Date(s) - Wednesday, October 30, 2019
5:00 pm - 6:30 pm
Graham Auditorium | Hillyer Hall
A dizzying variety of eccentric figures fill Chinese Buddhist paintings of the Song dynasty (960–1279) onward. Wizened monks dance through the air on clouds; their younger compatriots cavort with dragons and receive offerings from animals and deities. Who are these figures, and what was their appeal to practitioners of Buddhism? More generally, what role did figural paintings play in the lives and practices of premodern Buddhists? Focusing particularly on depictions of arhats—semi-human, semi-divine monks widely worshipped in East Asia for their supramundane powers—this talk will show that such playful paintings of unconventional figures served as media through which premodern viewers imaginatively experienced subject positions other than their own.
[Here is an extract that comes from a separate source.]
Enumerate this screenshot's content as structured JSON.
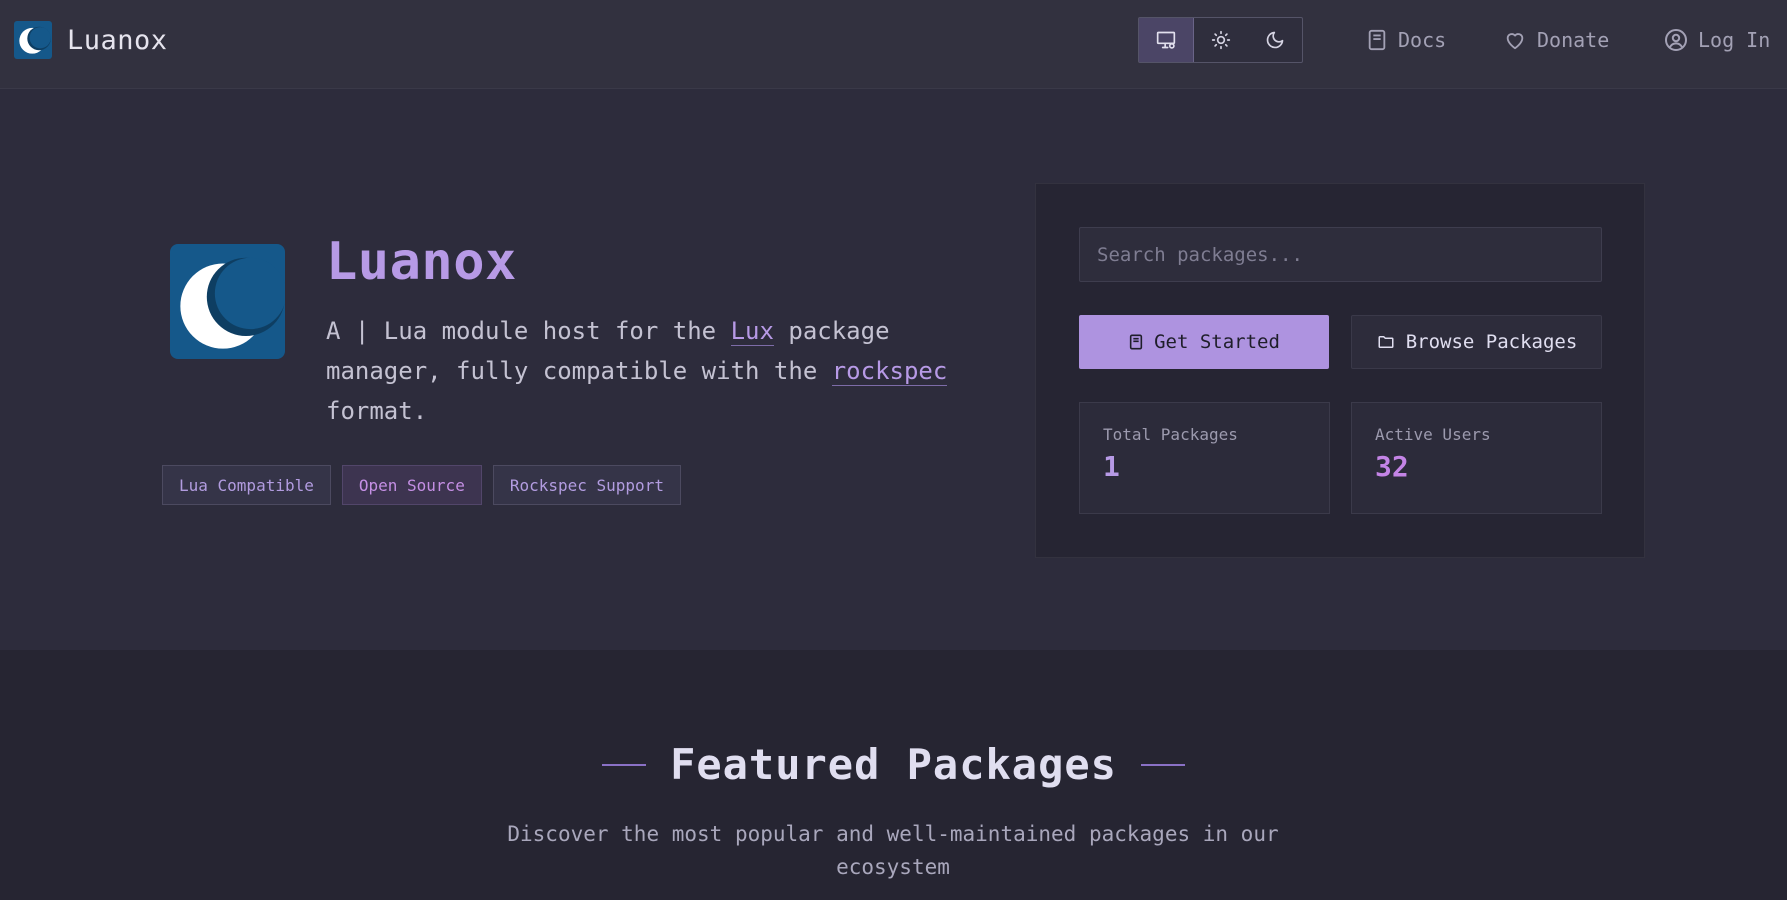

Figure painting, we shall see, became a prompt for poetic experiences of awakening.
Phillip E. Bloom (PhD, Harvard University, 2013) is the June and Simon K.C. Li Curator of the Chinese Garden and director of the Center for East Asian Garden Studies at The Huntington Library, Art Collections, and Botanical Gardens in San Marino, CA. A specialist in the art, ritual, and landscape architecture of Song-dynasty (960–1279) Buddhism, his research has appeared in The Art Bulletin, Archives of Asian Art, Bukkyō geijutsu, and Dazu xuekan, among other publications. He is currently completing a book manuscript, tentatively titled Nebulous Intersections: Sensing Ritual in Chinese Buddhist Art, ca. 1178.